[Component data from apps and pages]
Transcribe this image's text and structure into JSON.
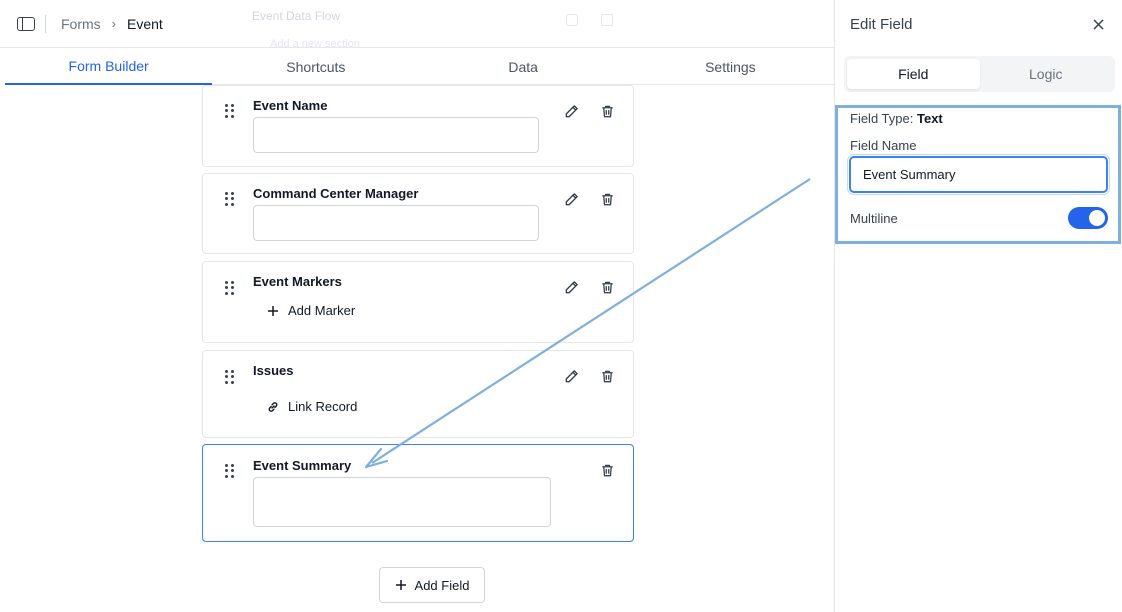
{
  "breadcrumb": {
    "root": "Forms",
    "current": "Event"
  },
  "ghost": {
    "title": "Event Data Flow",
    "subtitle": "Add a new section"
  },
  "tabs": [
    {
      "label": "Form Builder",
      "active": true
    },
    {
      "label": "Shortcuts",
      "active": false
    },
    {
      "label": "Data",
      "active": false
    },
    {
      "label": "Settings",
      "active": false
    }
  ],
  "fields": [
    {
      "label": "Event Name",
      "type": "text"
    },
    {
      "label": "Command Center Manager",
      "type": "text"
    },
    {
      "label": "Event Markers",
      "type": "marker",
      "action": "Add Marker"
    },
    {
      "label": "Issues",
      "type": "link",
      "action": "Link Record"
    },
    {
      "label": "Event Summary",
      "type": "text",
      "selected": true
    }
  ],
  "add_field_label": "Add Field",
  "panel": {
    "title": "Edit Field",
    "tabs": {
      "field": "Field",
      "logic": "Logic"
    },
    "field_type_label": "Field Type:",
    "field_type_value": "Text",
    "field_name_label": "Field Name",
    "field_name_value": "Event Summary",
    "multiline_label": "Multiline",
    "multiline_on": true
  },
  "colors": {
    "accent": "#2563eb",
    "annotation": "#7fb0dc"
  }
}
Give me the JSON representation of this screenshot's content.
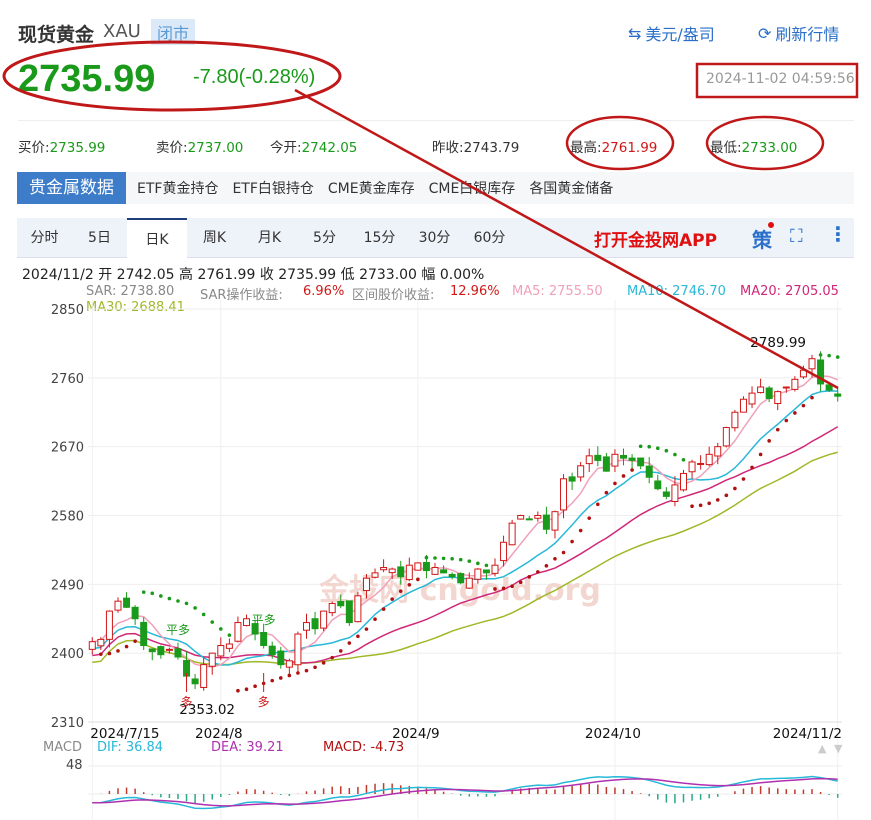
{
  "header": {
    "title": "现货黄金",
    "code": "XAU",
    "status": "闭市",
    "currency_link": "美元/盎司",
    "refresh_link": "刷新行情"
  },
  "quote": {
    "price": "2735.99",
    "change": "-7.80(-0.28%)",
    "time": "2024-11-02 04:59:56"
  },
  "stats": [
    {
      "label": "买价:",
      "value": "2735.99",
      "color": "g"
    },
    {
      "label": "卖价:",
      "value": "2737.00",
      "color": "g"
    },
    {
      "label": "今开:",
      "value": "2742.05",
      "color": "g"
    },
    {
      "label": "昨收:",
      "value": "2743.79",
      "color": ""
    },
    {
      "label": "最高:",
      "value": "2761.99",
      "color": "r"
    },
    {
      "label": "最低:",
      "value": "2733.00",
      "color": "g"
    }
  ],
  "data_tabs": [
    "贵金属数据",
    "ETF黄金持仓",
    "ETF白银持仓",
    "CME黄金库存",
    "CME白银库存",
    "各国黄金储备"
  ],
  "period_tabs": [
    "分时",
    "5日",
    "日K",
    "周K",
    "月K",
    "5分",
    "15分",
    "30分",
    "60分"
  ],
  "active_period": "日K",
  "app_link": "打开金投网APP",
  "strategy_icon": "策",
  "info_line": "2024/11/2 开 2742.05 高 2761.99 收 2735.99 低 2733.00 幅 0.00%",
  "indicators": {
    "sar": "SAR: 2738.80",
    "sar_label": "SAR操作收益:",
    "sar_gain": "6.96%",
    "range_label": "区间股价收益:",
    "range_gain": "12.96%",
    "ma5": "MA5: 2755.50",
    "ma10": "MA10: 2746.70",
    "ma20": "MA20: 2705.05",
    "ma30": "MA30: 2688.41"
  },
  "colors": {
    "up": "#d01818",
    "down": "#1a9a1a",
    "ma5": "#f0a0b8",
    "ma10": "#28b8d8",
    "ma20": "#d02878",
    "ma30": "#a0b828",
    "sar": "#b01010",
    "dif": "#28b8d8",
    "dea": "#b030b0"
  },
  "watermark": "金投网 cngold.org",
  "chart_data": {
    "type": "candlestick",
    "yticks": [
      2850,
      2760,
      2670,
      2580,
      2490,
      2400,
      2310
    ],
    "ylim": [
      2310,
      2850
    ],
    "closes": [
      2415,
      2418,
      2455,
      2468,
      2460,
      2445,
      2410,
      2402,
      2398,
      2405,
      2395,
      2370,
      2360,
      2385,
      2400,
      2410,
      2412,
      2440,
      2445,
      2425,
      2410,
      2398,
      2385,
      2390,
      2425,
      2440,
      2432,
      2455,
      2465,
      2462,
      2440,
      2475,
      2498,
      2505,
      2512,
      2510,
      2500,
      2515,
      2518,
      2508,
      2512,
      2505,
      2500,
      2492,
      2498,
      2510,
      2505,
      2515,
      2545,
      2570,
      2580,
      2575,
      2580,
      2562,
      2585,
      2628,
      2625,
      2645,
      2658,
      2652,
      2638,
      2660,
      2655,
      2652,
      2645,
      2630,
      2615,
      2605,
      2620,
      2635,
      2650,
      2648,
      2660,
      2670,
      2695,
      2715,
      2732,
      2740,
      2748,
      2733,
      2742,
      2748,
      2758,
      2770,
      2785,
      2752,
      2744,
      2736
    ],
    "xlabels": [
      {
        "label": "2024/7/15",
        "index": 0
      },
      {
        "label": "2024/8",
        "index": 15
      },
      {
        "label": "2024/9",
        "index": 38
      },
      {
        "label": "2024/10",
        "index": 61
      },
      {
        "label": "2024/11/2",
        "index": 87
      }
    ],
    "high_label": {
      "text": "2789.99",
      "index": 84,
      "value": 2789.99
    },
    "low_label": {
      "text": "2353.02",
      "index": 12,
      "value": 2353.02
    },
    "signals": [
      {
        "text": "平多",
        "index": 10
      },
      {
        "text": "平多",
        "index": 20
      },
      {
        "text": "多",
        "index": 11
      },
      {
        "text": "多",
        "index": 20
      }
    ],
    "macd": {
      "label": "MACD",
      "dif": "DIF: 36.84",
      "dea": "DEA: 39.21",
      "macd": "MACD: -4.73",
      "ytick": "48"
    }
  }
}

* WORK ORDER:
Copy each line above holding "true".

* EXPECTED ANSWER:
      "active": true
      "selected": true
    "multiline_on": true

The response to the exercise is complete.